Booker T. Washington was our second community partner, built upon the foundation that Prof. Anna Maria Escobar had already forged with her students. UIUC students did independent studies with Prof. Escobar and worked at the school.
As I helped transform SPAN 232 from an advanced conversation course to a community service learning (CSL) course, that partnership then had a "place" in the curriculum. Independent studies are a heavy burden for faculty and don't count toward their promotion, so building a place within regular courses for that type of work is important.
Booker T. Washington is a lovely school that is undergoing a big transformation right now--a new building and a new theme. Our partnership will have to evolve along with their changes, and that will require lots of conversations to find out how we can change our partnership but still keep it mutually beneficial.
Below are Kirsten Hope's words as she described the atmosphere she encountered during her visit to BTW.
"I visited Booker T. Washington School this morning. I went to Claudia Fradkin's 1st grade bilingual classroom. Wow. I have never seen so much energy! The students in her class were so excited about learning and the amount of activity going on in the class astounded me! When I first got there, the students were broken up into groups, working on reading, spelling and I think some math! Every student was thoroughly engaged in what he or she was doing, and you could almost feel the learning going on. The classroom was so different from the upper grades that I'm used to. Claudia's strategies of working in groups and rotating between them really kept every student on task, and even when they looked off task, she somehow brought them back to the task at hand.

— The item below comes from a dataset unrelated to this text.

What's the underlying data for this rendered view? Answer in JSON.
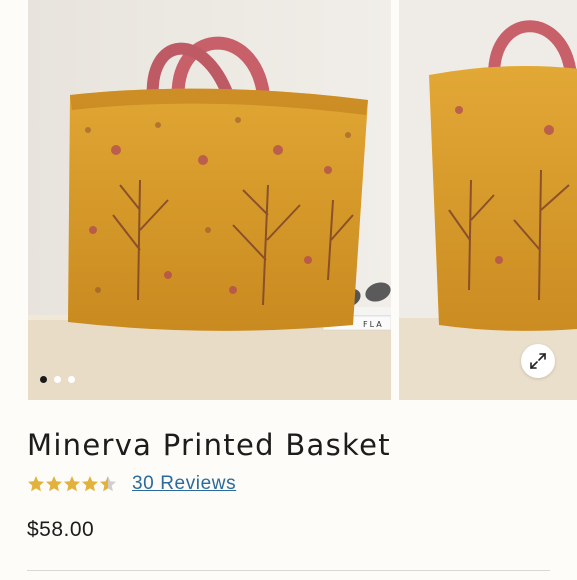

"There were two volunteers from SPAN 232 and 332 there. James McElwain and Hugo Olvera work in her classroom every week, and they told me how Claudia manages her classroom with a delicate balance of strictness and warmth. The students seemed to really respond to her attitude, and they obviously really loved our volunteers as well! James and Hugo told me about all the students, and the funny things they say or do. It seemed like a lot of fun working there, and I also think that it's very educational- not only for the 1st graders, but for the volunteers. For example, I asked James about what happens if the students use a colloquialism or slang word that he doesn't know. He explained that although the dominant language of the classroom is Spanish, the students can switch between Spanish and English so quickly that communication problems don't arise too much. I think that the 1st graders really appreciate seeing 'big kids' use their native language to communicate with them. They seem to really love working with the volunteers. Claudia also told me how much she loves having the volunteers in the classroom, which is more than obvious in the classroom. There is a feeling of respect and pride for both the Spanish and English languages in the class, and everyone works together in their mutual learning."